“We’ll start by working towards 24/7 carbon-free energy at all of our data centers and campuses around the world. Our data centers power the products and services you’ve come to rely on every day,” Pichai wrote. “This will mean every email you send through Gmail, every question you ask Google Search, every YouTube video you watch, and every route you take using Google Maps, is supplied by clean energy every hour of every day.”
Google is the latest big tech company to cut down carbon emissions. In September 2019, Amazon CEO Jeff Bezos announced his company would vow to become carbon neutral by 2040.
“We’re done being in the middle of the herd on this issue—we’ve decided to use our size and scale to make a difference,” Bezos said about going carbon neutral. “If a company with as much physical infrastructure as Amazon—which delivers more than 10 billion items a year—can meet the Paris Agreement 10 years early, then any company can.”
In July, Apple announced it would attempt to make its supply chain and products completely carbon neutral by 2030.
“Businesses have a profound opportunity to help build a more sustainable future, one born of our common concern for the planet we share,” Apple CEO Tim Cook said in July.

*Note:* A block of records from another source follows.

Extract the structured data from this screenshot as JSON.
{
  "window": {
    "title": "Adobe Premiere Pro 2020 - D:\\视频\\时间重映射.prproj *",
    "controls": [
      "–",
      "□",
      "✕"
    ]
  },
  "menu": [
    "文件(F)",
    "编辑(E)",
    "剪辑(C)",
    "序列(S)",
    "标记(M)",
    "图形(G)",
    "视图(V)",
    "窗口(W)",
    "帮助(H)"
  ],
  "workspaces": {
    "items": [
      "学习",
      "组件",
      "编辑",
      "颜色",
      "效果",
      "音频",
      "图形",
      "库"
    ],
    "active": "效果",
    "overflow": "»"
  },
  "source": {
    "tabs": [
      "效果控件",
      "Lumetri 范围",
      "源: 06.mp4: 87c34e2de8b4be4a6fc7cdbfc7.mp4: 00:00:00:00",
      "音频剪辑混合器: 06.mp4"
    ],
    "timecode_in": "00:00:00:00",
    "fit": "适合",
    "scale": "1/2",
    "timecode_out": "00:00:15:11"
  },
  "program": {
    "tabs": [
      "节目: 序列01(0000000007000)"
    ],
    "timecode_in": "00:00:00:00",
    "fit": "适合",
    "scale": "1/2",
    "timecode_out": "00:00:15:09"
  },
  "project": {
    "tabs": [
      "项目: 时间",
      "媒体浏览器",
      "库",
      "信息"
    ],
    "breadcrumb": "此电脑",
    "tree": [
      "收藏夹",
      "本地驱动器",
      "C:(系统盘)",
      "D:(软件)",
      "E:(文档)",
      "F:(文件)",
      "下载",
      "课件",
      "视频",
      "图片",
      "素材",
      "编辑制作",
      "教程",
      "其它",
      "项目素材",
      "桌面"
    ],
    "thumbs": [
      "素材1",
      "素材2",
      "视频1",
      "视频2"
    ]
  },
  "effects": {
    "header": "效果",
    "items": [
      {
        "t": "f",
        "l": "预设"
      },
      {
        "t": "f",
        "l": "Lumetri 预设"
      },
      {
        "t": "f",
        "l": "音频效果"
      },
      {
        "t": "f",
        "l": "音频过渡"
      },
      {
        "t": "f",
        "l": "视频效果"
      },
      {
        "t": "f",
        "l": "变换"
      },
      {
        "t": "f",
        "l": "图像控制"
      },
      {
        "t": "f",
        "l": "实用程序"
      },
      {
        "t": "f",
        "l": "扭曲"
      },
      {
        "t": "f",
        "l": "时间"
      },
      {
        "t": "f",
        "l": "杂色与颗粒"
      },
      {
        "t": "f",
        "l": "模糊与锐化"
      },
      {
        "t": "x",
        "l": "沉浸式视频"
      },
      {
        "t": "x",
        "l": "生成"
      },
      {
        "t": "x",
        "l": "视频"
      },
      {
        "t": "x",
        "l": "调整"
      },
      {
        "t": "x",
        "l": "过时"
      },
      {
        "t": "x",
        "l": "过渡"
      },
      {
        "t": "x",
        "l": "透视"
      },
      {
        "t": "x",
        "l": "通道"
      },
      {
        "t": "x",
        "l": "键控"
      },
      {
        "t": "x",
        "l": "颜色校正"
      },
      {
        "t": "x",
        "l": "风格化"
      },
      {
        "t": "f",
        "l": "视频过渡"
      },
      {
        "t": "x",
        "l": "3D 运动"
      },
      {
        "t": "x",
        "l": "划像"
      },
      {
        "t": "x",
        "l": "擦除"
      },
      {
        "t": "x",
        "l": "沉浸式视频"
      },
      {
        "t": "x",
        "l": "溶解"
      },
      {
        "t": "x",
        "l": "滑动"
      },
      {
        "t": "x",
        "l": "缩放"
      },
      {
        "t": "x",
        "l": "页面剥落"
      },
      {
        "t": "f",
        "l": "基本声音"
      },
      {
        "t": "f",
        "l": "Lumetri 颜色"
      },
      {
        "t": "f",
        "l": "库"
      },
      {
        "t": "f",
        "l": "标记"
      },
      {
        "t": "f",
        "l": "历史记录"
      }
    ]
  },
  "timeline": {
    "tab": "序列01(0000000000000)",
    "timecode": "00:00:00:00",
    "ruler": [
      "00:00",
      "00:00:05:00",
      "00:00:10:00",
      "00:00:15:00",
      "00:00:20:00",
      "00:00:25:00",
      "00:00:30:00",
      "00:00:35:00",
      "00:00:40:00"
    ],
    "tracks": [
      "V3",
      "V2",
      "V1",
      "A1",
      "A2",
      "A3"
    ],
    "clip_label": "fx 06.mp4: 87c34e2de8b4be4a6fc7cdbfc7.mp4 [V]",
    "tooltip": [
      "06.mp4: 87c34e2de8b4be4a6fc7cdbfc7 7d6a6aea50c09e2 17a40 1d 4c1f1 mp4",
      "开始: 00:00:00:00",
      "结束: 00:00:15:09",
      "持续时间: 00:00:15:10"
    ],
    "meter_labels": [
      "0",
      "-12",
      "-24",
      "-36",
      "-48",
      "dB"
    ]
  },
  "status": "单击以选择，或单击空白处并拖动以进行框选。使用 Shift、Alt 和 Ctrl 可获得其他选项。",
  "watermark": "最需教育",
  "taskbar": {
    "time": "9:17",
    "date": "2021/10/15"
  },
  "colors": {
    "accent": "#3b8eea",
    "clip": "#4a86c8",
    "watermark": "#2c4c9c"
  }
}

“The innovations powering our environmental journey are not only good for the planet — they’ve helped us make our products more energy efficient and bring new sources of clean energy online around the world. Climate action can be the foundation for a new era of innovative potential, job creation, and durable economic growth. With our commitment to carbon neutrality, we hope to be a ripple in the pond that creates a much larger change.”
Big tech companies have been frequently criticized for their environmental impact in recent years.
Environmental action group Greenpeace has attacked big tech firms such as Amazon and Google for being too close to the oil industry.